In the late morning we took a smaller ferry down the Shennong Stream, a much smaller, more shallow tributary.  The scenery here was really spectacular, you are away from the commercial and transit barges, and have a much more intimate experience.  It was also a bit warmer, since we were protected a little from the wind.  High up in a dramatic crevice we also saw one of the unbelievable hanging coffins placed by the Bai, ancestors of the Tu Jia, who are indigenous to the area.  It’s right out of an Indiana Jones movie.

Eventually we reached the end and transferred to wooden sampan boats for a lively ride with modern-day “trackers”, boatmen who rowed, steered and pulled us for about an hour.  These craggy boys and men range in age from 17-87, and actually pull the boats along the stream from the side with long ropes.  The tributary is still shallow and narrow, but before the 1950s the rough conditions called for extreme measures and the system of rowing and pulling was the only way to move goods and people in the area.  In the ‘50s the rapids that caused the difficulty in the area were cleared ending the need for the men to pull the boats.    It’s amazing the strength these men have – and all packed into such wiry, compact frames.  Of note, the original tribesmen used to work with no clothes when they were standing in the water – today they all wear clothes (thank goodness) and keep the tradition alive for tourists.

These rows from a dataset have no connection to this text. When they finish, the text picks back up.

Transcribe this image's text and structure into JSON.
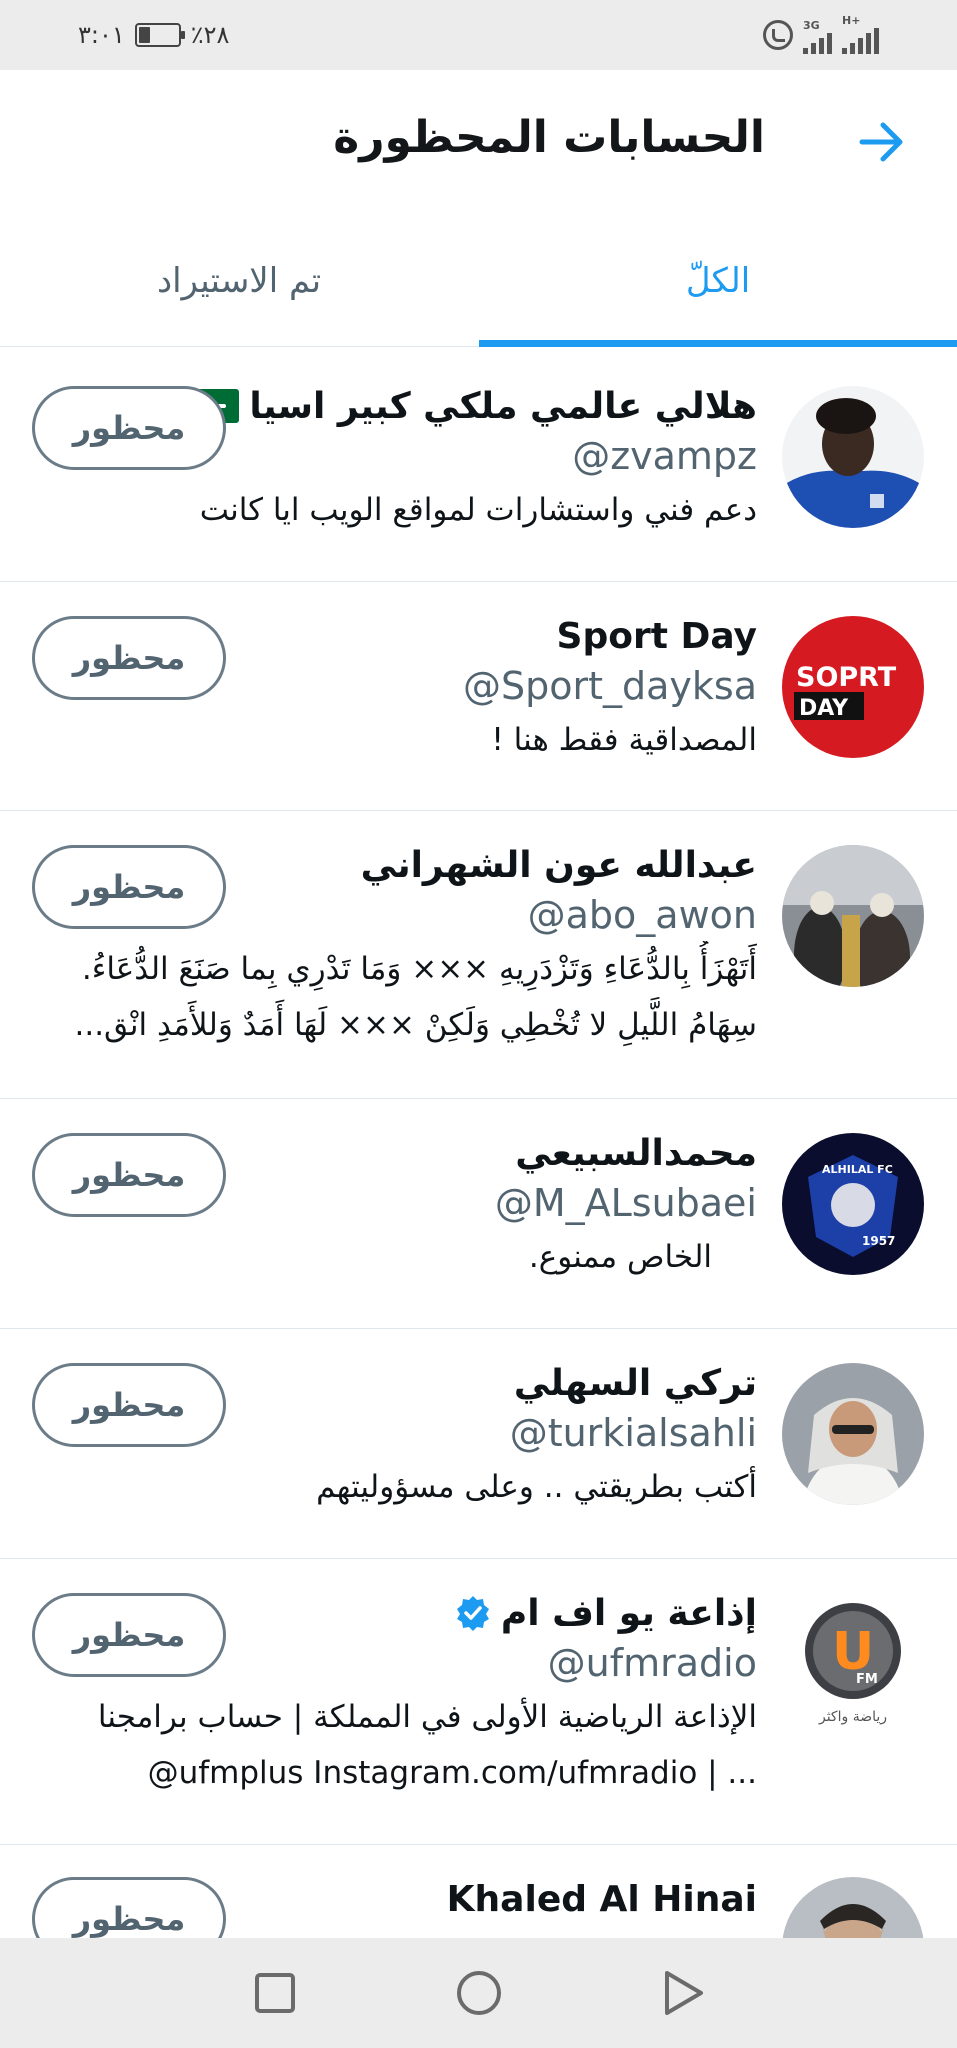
{
  "status_bar": {
    "time": "٣:٠١",
    "battery_percent": "٪٢٨",
    "battery_level": 0.28,
    "network_1": "3G",
    "network_2": "H+"
  },
  "header": {
    "title": "الحسابات المحظورة",
    "back_icon": "arrow-right-icon"
  },
  "tabs": {
    "all": "الكلّ",
    "imported": "تم الاستيراد",
    "active": "all"
  },
  "accounts": [
    {
      "name": "هلالي عالمي ملكي كبير اسيا",
      "badge": "flag",
      "handle": "@zvampz",
      "bio_lines": [
        "دعم فني واستشارات لمواقع الويب ايا كانت"
      ],
      "button": "محظور"
    },
    {
      "name": "Sport Day",
      "badge": "",
      "handle": "@Sport_dayksa",
      "bio_lines": [
        "المصداقية فقط هنا !"
      ],
      "avatar_text_1": "SOPRT",
      "avatar_text_2": "DAY",
      "button": "محظور"
    },
    {
      "name": "عبدالله عون الشهراني",
      "badge": "",
      "handle": "@abo_awon",
      "bio_lines": [
        "أَتَهْزَأُ بِالدُّعَاءِ وَتَزْدَرِيهِ ××× وَمَا تَدْرِي بِما صَنَعَ الدُّعَاءُ.",
        "سِهَامُ اللَّيلِ لا تُخْطِي وَلَكِنْ ××× لَهَا أَمَدٌ وَللأَمَدِ انْق..."
      ],
      "button": "محظور"
    },
    {
      "name": "محمدالسبيعي",
      "badge": "",
      "handle": "@M_ALsubaei",
      "bio_lines": [
        "الخاص ممنوع."
      ],
      "avatar_text_1": "ALHILAL FC",
      "avatar_text_2": "1957",
      "button": "محظور"
    },
    {
      "name": "تركي السهلي",
      "badge": "",
      "handle": "@turkialsahli",
      "bio_lines": [
        "أكتب بطريقتي .. وعلى مسؤوليتهم"
      ],
      "button": "محظور"
    },
    {
      "name": "إذاعة يو اف ام",
      "badge": "verified",
      "handle": "@ufmradio",
      "bio_lines": [
        "الإذاعة الرياضية الأولى في المملكة | حساب برامجنا",
        "@ufmplus Instagram.com/ufmradio | ..."
      ],
      "avatar_text_1": "U",
      "avatar_text_2": "FM",
      "avatar_text_3": "رياضة واكثر",
      "button": "محظور"
    },
    {
      "name": "Khaled Al Hinai",
      "badge": "",
      "handle": "",
      "bio_lines": [],
      "button": "محظور"
    }
  ],
  "nav_bar": {
    "recents_icon": "square-icon",
    "home_icon": "circle-icon",
    "back_icon": "triangle-back-icon"
  },
  "colors": {
    "accent": "#1d9bf0",
    "secondary_text": "#536471",
    "divider": "#e1e8ed",
    "system_bar": "#ececec"
  }
}
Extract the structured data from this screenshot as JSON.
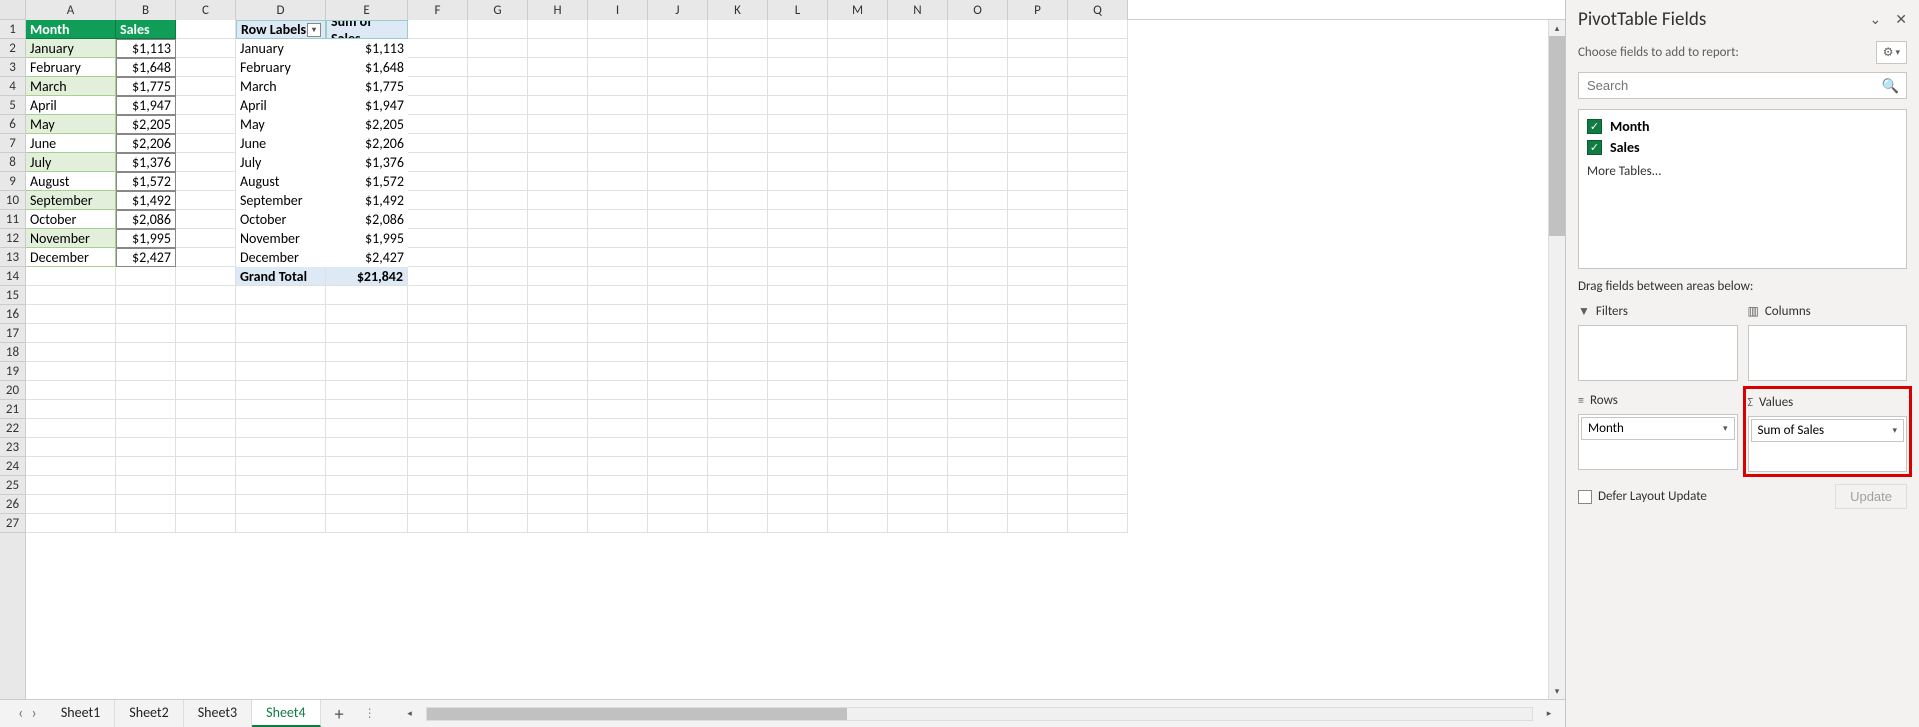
{
  "columns": [
    "A",
    "B",
    "C",
    "D",
    "E",
    "F",
    "G",
    "H",
    "I",
    "J",
    "K",
    "L",
    "M",
    "N",
    "O",
    "P",
    "Q"
  ],
  "data_table": {
    "headers": {
      "month": "Month",
      "sales": "Sales"
    },
    "rows": [
      {
        "month": "January",
        "sales": "$1,113"
      },
      {
        "month": "February",
        "sales": "$1,648"
      },
      {
        "month": "March",
        "sales": "$1,775"
      },
      {
        "month": "April",
        "sales": "$1,947"
      },
      {
        "month": "May",
        "sales": "$2,205"
      },
      {
        "month": "June",
        "sales": "$2,206"
      },
      {
        "month": "July",
        "sales": "$1,376"
      },
      {
        "month": "August",
        "sales": "$1,572"
      },
      {
        "month": "September",
        "sales": "$1,492"
      },
      {
        "month": "October",
        "sales": "$2,086"
      },
      {
        "month": "November",
        "sales": "$1,995"
      },
      {
        "month": "December",
        "sales": "$2,427"
      }
    ]
  },
  "pivot": {
    "row_labels_header": "Row Labels",
    "sum_header": "Sum of Sales",
    "rows": [
      {
        "label": "January",
        "value": "$1,113"
      },
      {
        "label": "February",
        "value": "$1,648"
      },
      {
        "label": "March",
        "value": "$1,775"
      },
      {
        "label": "April",
        "value": "$1,947"
      },
      {
        "label": "May",
        "value": "$2,205"
      },
      {
        "label": "June",
        "value": "$2,206"
      },
      {
        "label": "July",
        "value": "$1,376"
      },
      {
        "label": "August",
        "value": "$1,572"
      },
      {
        "label": "September",
        "value": "$1,492"
      },
      {
        "label": "October",
        "value": "$2,086"
      },
      {
        "label": "November",
        "value": "$1,995"
      },
      {
        "label": "December",
        "value": "$2,427"
      }
    ],
    "grand_total_label": "Grand Total",
    "grand_total_value": "$21,842"
  },
  "sheets": {
    "tabs": [
      "Sheet1",
      "Sheet2",
      "Sheet3",
      "Sheet4"
    ],
    "active_index": 3
  },
  "pane": {
    "title": "PivotTable Fields",
    "subtitle": "Choose fields to add to report:",
    "search_placeholder": "Search",
    "fields": [
      {
        "name": "Month",
        "checked": true
      },
      {
        "name": "Sales",
        "checked": true
      }
    ],
    "more_tables": "More Tables...",
    "drag_hint": "Drag fields between areas below:",
    "areas": {
      "filters": {
        "label": "Filters",
        "items": []
      },
      "columns": {
        "label": "Columns",
        "items": []
      },
      "rows": {
        "label": "Rows",
        "items": [
          "Month"
        ]
      },
      "values": {
        "label": "Values",
        "items": [
          "Sum of Sales"
        ]
      }
    },
    "defer_label": "Defer Layout Update",
    "update_label": "Update"
  }
}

This afternoon, back on our mother ship the Yangtze Explorer, we traveled through what used to be the most dangerous of the gorges (pre-river enhancements), the western portion of Xiling Xia.

During the evening, we took about four hours to successfully traverse the five locks of the river and lower the ship 370’.  Between all this activity, we grabbed snatches of television and internet updates to follow the news back home and the ultimate capture of the second suspect in the Boston Marathon bombing.

Tip of the day: God Bless America.

About KFBuchsbaum

A lover of words, learning something new every day, exploring new places, and meeting people from different cultures is what feeds my spirit. One significant thing I learned from my years in market research is that time away from an experience dilutes the memories.  You lose the highs and lows and end up with middle-of-the-road impressions.  The reason I started to blog, was to capture experiences real-time, in the moment.  I hope my moments help you relive some of your own great adventures or maybe plan some new.

Posted on April 20, 2013, in Asia, China, Cruising and tagged , , , , . Bookmark the permalink. 1 Comment.

  1. All have taken me into another world. Pictures are unbelievably gorgeous and all narrative should be in a book!!!!!!!


Your thoughts?

Fill in your details below or click an icon to log in:

WordPress.com Logo

You are commenting using your WordPress.com account. Log Out /  Change )

Google photo

You are commenting using your Google account. Log Out /  Change )

Twitter picture

You are commenting using your Twitter account. Log Out /  Change )

Facebook photo

You are commenting using your Facebook account. Log Out /  Change )

Connecting to %s